“The Court’s decision to grant South Dakota’s petition is an important signal for retailers that invest in storefronts and jobs in local communities,” said RILA General Counsel and Retail Litigation Center President Deborah White. “Retailers have supported this case since the beginning, and believe it is the right case to correct the constitutional course set more than 50 years ago -- well before the advent of e-commerce -- that today gives online-only retailers an unfair commercial advantage at the expense of local retailers.”
“The retail community is grateful that the Court has recognized the extraordinary importance of this issue,” said White. “Retailers hope that the Court will ultimately conclude that the economic-nexus standard is a more appropriate way to decide today which retailers must collect sales tax than the physical-presence test created more than a half century ago. In doing so, the Court will validate efforts by the states to treat community and absentee retailers equally when they conduct business with consumers in their state.”

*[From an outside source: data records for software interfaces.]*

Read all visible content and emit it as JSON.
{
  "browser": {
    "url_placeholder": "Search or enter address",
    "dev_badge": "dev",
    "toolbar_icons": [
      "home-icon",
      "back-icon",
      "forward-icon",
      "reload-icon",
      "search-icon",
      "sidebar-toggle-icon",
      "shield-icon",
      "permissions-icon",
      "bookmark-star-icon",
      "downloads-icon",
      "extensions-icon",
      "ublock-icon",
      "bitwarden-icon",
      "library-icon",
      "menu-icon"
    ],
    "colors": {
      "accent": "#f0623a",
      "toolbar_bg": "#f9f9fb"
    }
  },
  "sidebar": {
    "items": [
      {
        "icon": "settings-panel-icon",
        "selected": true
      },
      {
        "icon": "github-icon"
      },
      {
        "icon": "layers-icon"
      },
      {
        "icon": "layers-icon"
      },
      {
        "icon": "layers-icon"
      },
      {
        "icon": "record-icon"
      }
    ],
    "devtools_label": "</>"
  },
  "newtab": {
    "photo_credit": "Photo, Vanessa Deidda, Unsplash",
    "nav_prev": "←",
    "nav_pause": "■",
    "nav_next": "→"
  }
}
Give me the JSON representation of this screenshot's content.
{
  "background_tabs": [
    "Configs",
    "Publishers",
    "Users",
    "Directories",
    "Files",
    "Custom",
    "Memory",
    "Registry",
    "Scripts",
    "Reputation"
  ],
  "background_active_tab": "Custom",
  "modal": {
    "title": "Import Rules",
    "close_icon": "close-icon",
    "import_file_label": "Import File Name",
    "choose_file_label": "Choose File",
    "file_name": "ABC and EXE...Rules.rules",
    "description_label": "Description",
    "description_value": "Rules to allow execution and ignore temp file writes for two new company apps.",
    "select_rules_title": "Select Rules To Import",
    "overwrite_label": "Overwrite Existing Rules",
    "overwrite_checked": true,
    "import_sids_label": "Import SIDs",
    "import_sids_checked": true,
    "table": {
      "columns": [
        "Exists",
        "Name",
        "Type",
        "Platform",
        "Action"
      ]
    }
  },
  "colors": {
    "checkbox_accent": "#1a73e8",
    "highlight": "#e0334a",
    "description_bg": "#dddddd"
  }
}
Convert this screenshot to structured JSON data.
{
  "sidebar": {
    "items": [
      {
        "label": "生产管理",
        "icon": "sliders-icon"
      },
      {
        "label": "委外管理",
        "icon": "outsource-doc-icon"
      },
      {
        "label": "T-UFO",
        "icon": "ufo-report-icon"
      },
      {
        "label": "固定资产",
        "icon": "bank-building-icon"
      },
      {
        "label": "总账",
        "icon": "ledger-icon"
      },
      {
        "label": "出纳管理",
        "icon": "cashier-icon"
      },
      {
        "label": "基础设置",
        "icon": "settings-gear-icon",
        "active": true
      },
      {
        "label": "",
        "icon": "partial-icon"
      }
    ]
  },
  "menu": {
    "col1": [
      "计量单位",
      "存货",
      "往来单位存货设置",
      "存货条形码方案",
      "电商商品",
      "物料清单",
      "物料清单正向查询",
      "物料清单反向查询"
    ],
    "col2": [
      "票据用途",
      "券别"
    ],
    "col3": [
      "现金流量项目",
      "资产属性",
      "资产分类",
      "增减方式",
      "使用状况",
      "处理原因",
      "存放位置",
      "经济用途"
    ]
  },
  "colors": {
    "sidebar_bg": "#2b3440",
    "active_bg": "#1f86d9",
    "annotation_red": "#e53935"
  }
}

RILA is the trade association of the world's largest and most innovative retail companies. RILA members include more than 200 retailers, product manufacturers, and service suppliers, which together account for more than $1.5 trillion in annual sales, millions of American jobs and more than 100,000 stores, manufacturing facilities and distribution centers domestically and abroad.
The Retail Litigation Center is a public policy organization that identifies and engages in legal proceedings that affect the retail industry. The RLC, whose members include some of the country's largest retailers, was formed to provide courts with retail industry perspectives on significant legal issues, and highlight the potential industry-wide consequences of legal principles that may be determined in pending cases.